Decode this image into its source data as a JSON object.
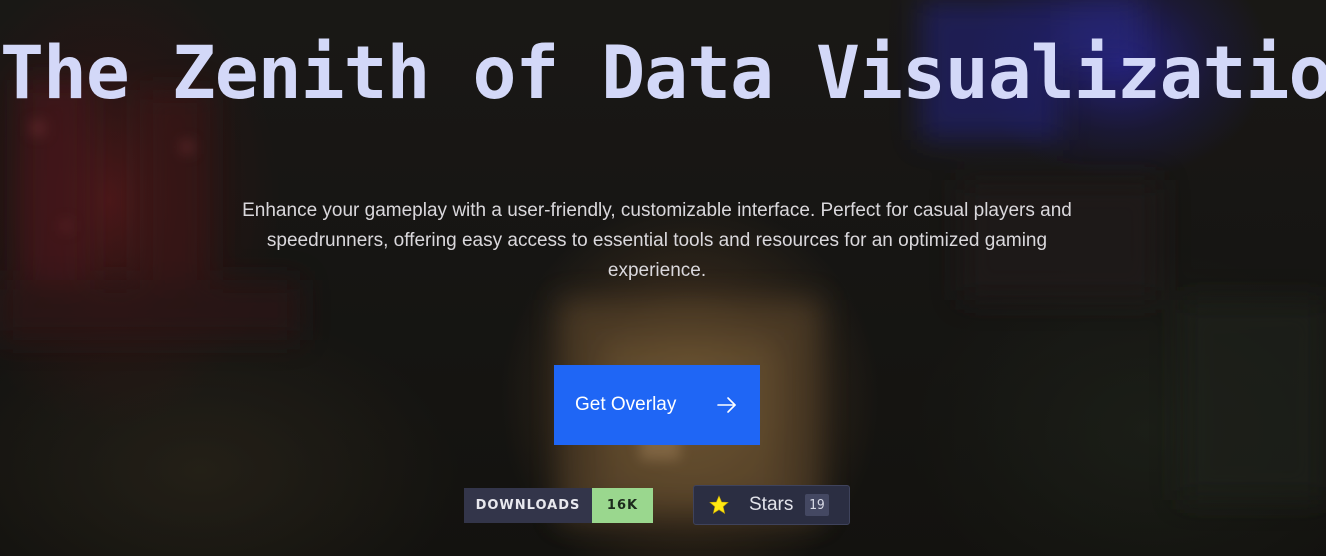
{
  "hero": {
    "title": "The Zenith of Data Visualization",
    "subtitle": "Enhance your gameplay with a user-friendly, customizable interface. Perfect for casual players and speedrunners, offering easy access to essential tools and resources for an optimized gaming experience.",
    "cta_label": "Get Overlay",
    "cta_icon": "arrow-right-icon"
  },
  "badges": {
    "downloads_label": "DOWNLOADS",
    "downloads_value": "16K",
    "downloads_label_color": "#33354a",
    "downloads_value_color": "#9ad78e"
  },
  "stars": {
    "icon": "star-icon",
    "label": "Stars",
    "count": "19"
  },
  "colors": {
    "title": "#d3d8f8",
    "accent": "#1f66f5",
    "star": "#ffe812"
  }
}
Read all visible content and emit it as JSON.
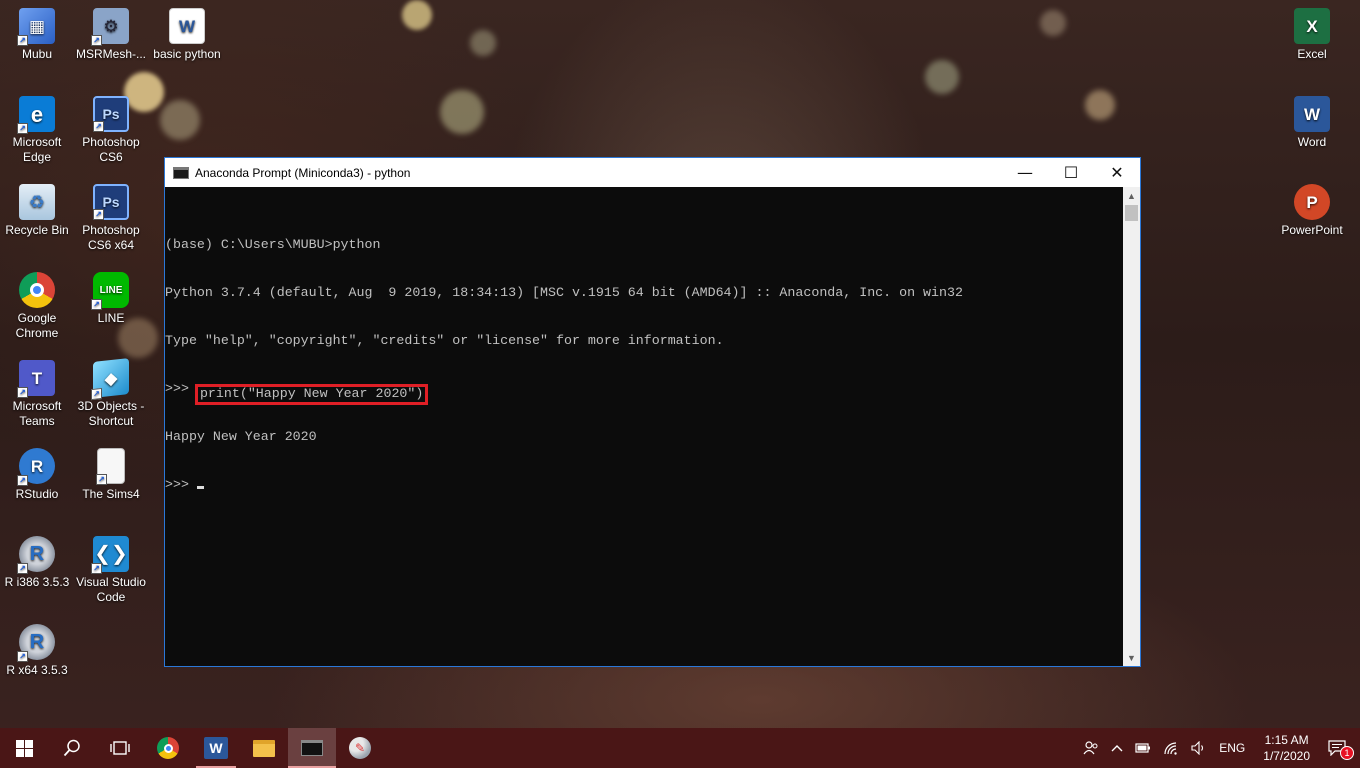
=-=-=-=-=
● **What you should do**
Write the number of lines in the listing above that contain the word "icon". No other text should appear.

● **Answer area**
2